Segment Start: Entries supplied

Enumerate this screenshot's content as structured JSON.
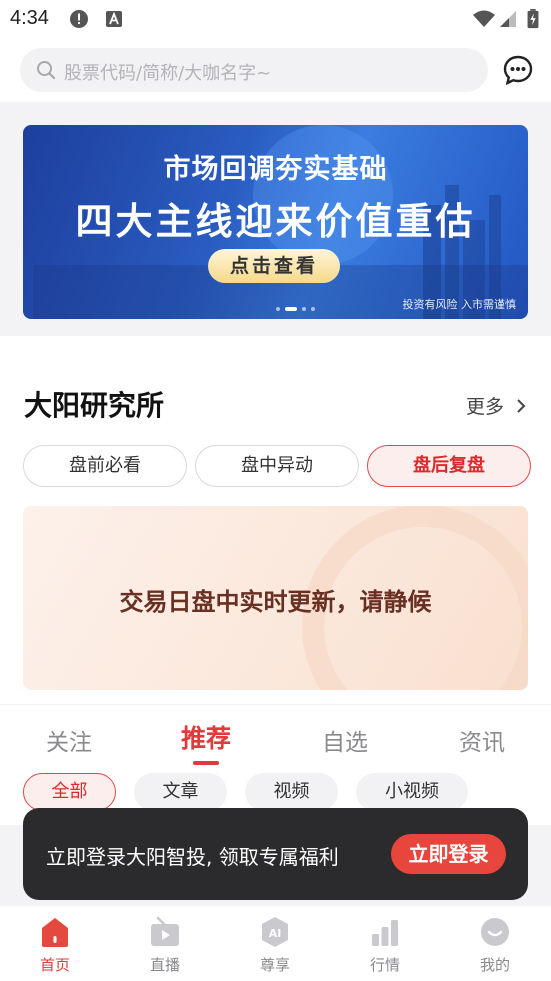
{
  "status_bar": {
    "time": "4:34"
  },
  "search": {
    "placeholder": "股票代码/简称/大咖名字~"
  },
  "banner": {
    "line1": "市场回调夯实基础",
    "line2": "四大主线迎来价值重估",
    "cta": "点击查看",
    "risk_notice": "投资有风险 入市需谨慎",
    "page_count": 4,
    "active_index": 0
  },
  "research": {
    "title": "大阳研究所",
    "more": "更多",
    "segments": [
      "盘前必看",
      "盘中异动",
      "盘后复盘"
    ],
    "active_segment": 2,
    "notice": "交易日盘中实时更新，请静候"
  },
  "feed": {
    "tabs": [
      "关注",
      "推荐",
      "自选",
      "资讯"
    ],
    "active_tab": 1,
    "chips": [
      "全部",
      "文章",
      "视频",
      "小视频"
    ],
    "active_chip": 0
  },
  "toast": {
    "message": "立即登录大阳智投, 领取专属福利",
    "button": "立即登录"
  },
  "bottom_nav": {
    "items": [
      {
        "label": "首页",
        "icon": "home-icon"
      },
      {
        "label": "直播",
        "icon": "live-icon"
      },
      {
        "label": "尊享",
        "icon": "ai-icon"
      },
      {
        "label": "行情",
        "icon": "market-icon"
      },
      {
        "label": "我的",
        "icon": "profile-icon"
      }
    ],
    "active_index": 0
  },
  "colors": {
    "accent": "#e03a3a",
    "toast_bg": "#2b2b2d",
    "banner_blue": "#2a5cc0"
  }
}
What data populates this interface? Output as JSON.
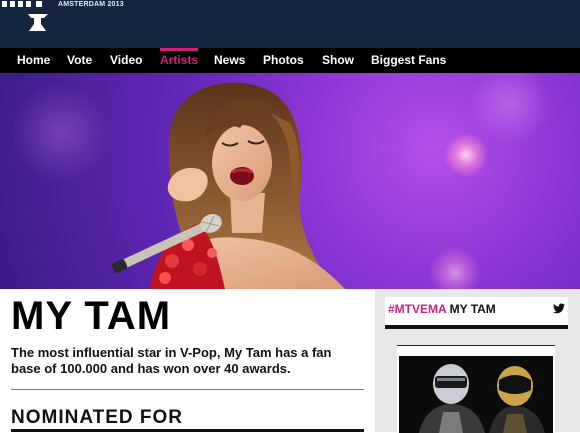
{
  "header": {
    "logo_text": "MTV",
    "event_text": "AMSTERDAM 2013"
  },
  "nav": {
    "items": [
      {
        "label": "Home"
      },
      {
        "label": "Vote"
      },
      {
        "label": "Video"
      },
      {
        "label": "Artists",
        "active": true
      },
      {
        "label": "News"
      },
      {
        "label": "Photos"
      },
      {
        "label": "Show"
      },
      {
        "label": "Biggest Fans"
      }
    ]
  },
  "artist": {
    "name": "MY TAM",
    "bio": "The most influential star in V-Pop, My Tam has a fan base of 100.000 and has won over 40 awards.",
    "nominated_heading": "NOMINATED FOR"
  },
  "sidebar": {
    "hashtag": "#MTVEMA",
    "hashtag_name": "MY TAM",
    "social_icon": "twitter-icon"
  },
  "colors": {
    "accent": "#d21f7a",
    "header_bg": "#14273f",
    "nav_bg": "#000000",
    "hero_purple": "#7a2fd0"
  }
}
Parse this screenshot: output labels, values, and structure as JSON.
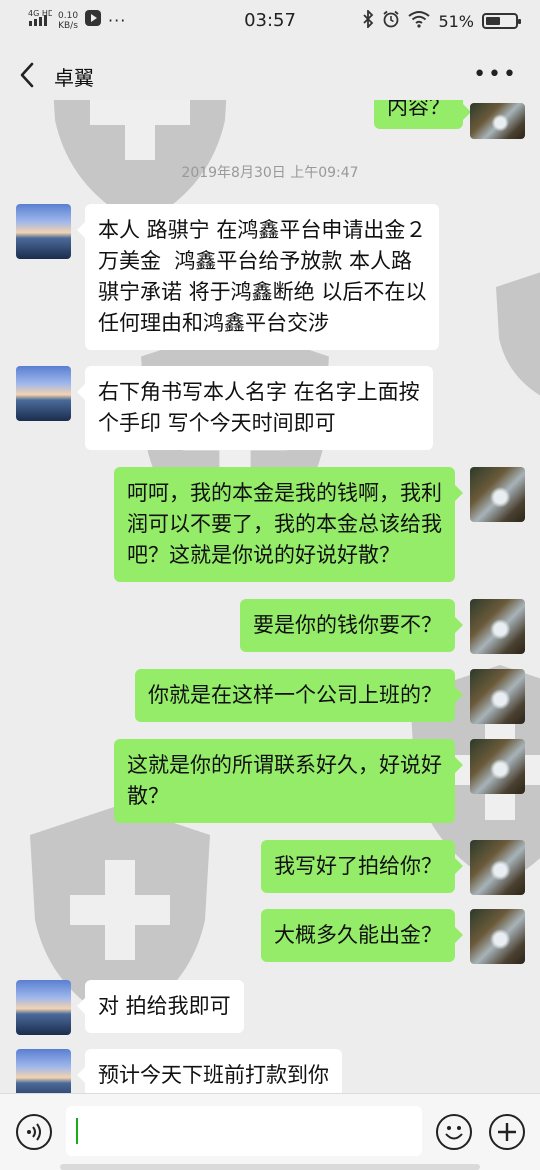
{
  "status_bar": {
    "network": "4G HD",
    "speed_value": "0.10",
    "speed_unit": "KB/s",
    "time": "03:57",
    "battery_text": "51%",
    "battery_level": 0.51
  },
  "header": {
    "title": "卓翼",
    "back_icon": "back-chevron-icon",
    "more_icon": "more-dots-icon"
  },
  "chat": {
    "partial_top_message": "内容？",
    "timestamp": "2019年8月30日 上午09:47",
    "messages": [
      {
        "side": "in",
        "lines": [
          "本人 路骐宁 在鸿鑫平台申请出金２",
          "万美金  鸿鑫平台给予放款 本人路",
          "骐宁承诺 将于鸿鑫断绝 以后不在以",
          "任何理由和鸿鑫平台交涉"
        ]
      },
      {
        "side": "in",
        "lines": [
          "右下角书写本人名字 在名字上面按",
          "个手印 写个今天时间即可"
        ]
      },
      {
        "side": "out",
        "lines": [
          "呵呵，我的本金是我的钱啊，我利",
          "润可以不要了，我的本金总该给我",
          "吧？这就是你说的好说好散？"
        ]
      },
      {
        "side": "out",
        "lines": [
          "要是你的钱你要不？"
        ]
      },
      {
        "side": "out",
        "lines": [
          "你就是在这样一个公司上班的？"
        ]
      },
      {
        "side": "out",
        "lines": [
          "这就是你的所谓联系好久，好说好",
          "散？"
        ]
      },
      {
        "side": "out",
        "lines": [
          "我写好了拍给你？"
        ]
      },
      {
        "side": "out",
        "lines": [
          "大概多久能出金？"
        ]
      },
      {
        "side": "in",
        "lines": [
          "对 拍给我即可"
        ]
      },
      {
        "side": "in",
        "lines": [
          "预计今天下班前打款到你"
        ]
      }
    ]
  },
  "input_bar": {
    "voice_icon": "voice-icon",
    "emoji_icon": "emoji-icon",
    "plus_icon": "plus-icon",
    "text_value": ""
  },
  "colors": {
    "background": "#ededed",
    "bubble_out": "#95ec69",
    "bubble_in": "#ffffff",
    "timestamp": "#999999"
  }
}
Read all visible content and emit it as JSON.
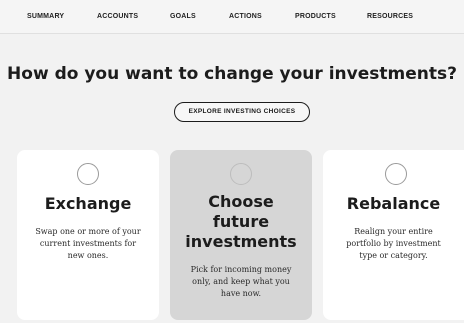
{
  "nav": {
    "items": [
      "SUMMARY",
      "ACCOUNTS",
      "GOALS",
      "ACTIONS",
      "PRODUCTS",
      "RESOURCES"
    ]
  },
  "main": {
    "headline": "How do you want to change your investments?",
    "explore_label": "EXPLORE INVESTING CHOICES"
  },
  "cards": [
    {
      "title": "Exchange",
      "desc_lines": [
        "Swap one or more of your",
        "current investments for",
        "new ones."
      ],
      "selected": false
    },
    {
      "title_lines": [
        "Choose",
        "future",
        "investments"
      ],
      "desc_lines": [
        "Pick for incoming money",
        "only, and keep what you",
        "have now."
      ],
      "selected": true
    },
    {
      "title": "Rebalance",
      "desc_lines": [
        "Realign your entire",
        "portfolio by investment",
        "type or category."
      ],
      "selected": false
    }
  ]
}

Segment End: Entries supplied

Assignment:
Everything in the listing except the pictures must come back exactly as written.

Worked solution:
Enumerate this screenshot's content as structured JSON.
{
  "status_bar": {
    "time": "4:34"
  },
  "search": {
    "placeholder": "股票代码/简称/大咖名字~"
  },
  "banner": {
    "line1": "市场回调夯实基础",
    "line2": "四大主线迎来价值重估",
    "cta": "点击查看",
    "risk_notice": "投资有风险 入市需谨慎",
    "page_count": 4,
    "active_index": 0
  },
  "research": {
    "title": "大阳研究所",
    "more": "更多",
    "segments": [
      "盘前必看",
      "盘中异动",
      "盘后复盘"
    ],
    "active_segment": 2,
    "notice": "交易日盘中实时更新，请静候"
  },
  "feed": {
    "tabs": [
      "关注",
      "推荐",
      "自选",
      "资讯"
    ],
    "active_tab": 1,
    "chips": [
      "全部",
      "文章",
      "视频",
      "小视频"
    ],
    "active_chip": 0
  },
  "toast": {
    "message": "立即登录大阳智投, 领取专属福利",
    "button": "立即登录"
  },
  "bottom_nav": {
    "items": [
      {
        "label": "首页",
        "icon": "home-icon"
      },
      {
        "label": "直播",
        "icon": "live-icon"
      },
      {
        "label": "尊享",
        "icon": "ai-icon"
      },
      {
        "label": "行情",
        "icon": "market-icon"
      },
      {
        "label": "我的",
        "icon": "profile-icon"
      }
    ],
    "active_index": 0
  },
  "colors": {
    "accent": "#e03a3a",
    "toast_bg": "#2b2b2d",
    "banner_blue": "#2a5cc0"
  }
}
What data populates this interface? Output as JSON.
{
  "header": {
    "logo_text": "MTV",
    "event_text": "AMSTERDAM 2013"
  },
  "nav": {
    "items": [
      {
        "label": "Home"
      },
      {
        "label": "Vote"
      },
      {
        "label": "Video"
      },
      {
        "label": "Artists",
        "active": true
      },
      {
        "label": "News"
      },
      {
        "label": "Photos"
      },
      {
        "label": "Show"
      },
      {
        "label": "Biggest Fans"
      }
    ]
  },
  "artist": {
    "name": "MY TAM",
    "bio": "The most influential star in V-Pop, My Tam has a fan base of 100.000 and has won over 40 awards.",
    "nominated_heading": "NOMINATED FOR"
  },
  "sidebar": {
    "hashtag": "#MTVEMA",
    "hashtag_name": "MY TAM",
    "social_icon": "twitter-icon"
  },
  "colors": {
    "accent": "#d21f7a",
    "header_bg": "#14273f",
    "nav_bg": "#000000",
    "hero_purple": "#7a2fd0"
  }
}
Parse this screenshot: output labels, values, and structure as JSON.
{
  "status_bar": {
    "network": "4G HD",
    "speed_value": "0.10",
    "speed_unit": "KB/s",
    "time": "03:57",
    "battery_text": "51%",
    "battery_level": 0.51
  },
  "header": {
    "title": "卓翼",
    "back_icon": "back-chevron-icon",
    "more_icon": "more-dots-icon"
  },
  "chat": {
    "partial_top_message": "内容？",
    "timestamp": "2019年8月30日 上午09:47",
    "messages": [
      {
        "side": "in",
        "lines": [
          "本人 路骐宁 在鸿鑫平台申请出金２",
          "万美金  鸿鑫平台给予放款 本人路",
          "骐宁承诺 将于鸿鑫断绝 以后不在以",
          "任何理由和鸿鑫平台交涉"
        ]
      },
      {
        "side": "in",
        "lines": [
          "右下角书写本人名字 在名字上面按",
          "个手印 写个今天时间即可"
        ]
      },
      {
        "side": "out",
        "lines": [
          "呵呵，我的本金是我的钱啊，我利",
          "润可以不要了，我的本金总该给我",
          "吧？这就是你说的好说好散？"
        ]
      },
      {
        "side": "out",
        "lines": [
          "要是你的钱你要不？"
        ]
      },
      {
        "side": "out",
        "lines": [
          "你就是在这样一个公司上班的？"
        ]
      },
      {
        "side": "out",
        "lines": [
          "这就是你的所谓联系好久，好说好",
          "散？"
        ]
      },
      {
        "side": "out",
        "lines": [
          "我写好了拍给你？"
        ]
      },
      {
        "side": "out",
        "lines": [
          "大概多久能出金？"
        ]
      },
      {
        "side": "in",
        "lines": [
          "对 拍给我即可"
        ]
      },
      {
        "side": "in",
        "lines": [
          "预计今天下班前打款到你"
        ]
      }
    ]
  },
  "input_bar": {
    "voice_icon": "voice-icon",
    "emoji_icon": "emoji-icon",
    "plus_icon": "plus-icon",
    "text_value": ""
  },
  "colors": {
    "background": "#ededed",
    "bubble_out": "#95ec69",
    "bubble_in": "#ffffff",
    "timestamp": "#999999"
  }
}
Read all visible content and emit it as JSON.
{
  "nav": {
    "items": [
      "SUMMARY",
      "ACCOUNTS",
      "GOALS",
      "ACTIONS",
      "PRODUCTS",
      "RESOURCES"
    ]
  },
  "main": {
    "headline": "How do you want to change your investments?",
    "explore_label": "EXPLORE INVESTING CHOICES"
  },
  "cards": [
    {
      "title": "Exchange",
      "desc_lines": [
        "Swap one or more of your",
        "current investments for",
        "new ones."
      ],
      "selected": false
    },
    {
      "title_lines": [
        "Choose",
        "future",
        "investments"
      ],
      "desc_lines": [
        "Pick for incoming money",
        "only, and keep what you",
        "have now."
      ],
      "selected": true
    },
    {
      "title": "Rebalance",
      "desc_lines": [
        "Realign your entire",
        "portfolio by investment",
        "type or category."
      ],
      "selected": false
    }
  ]
}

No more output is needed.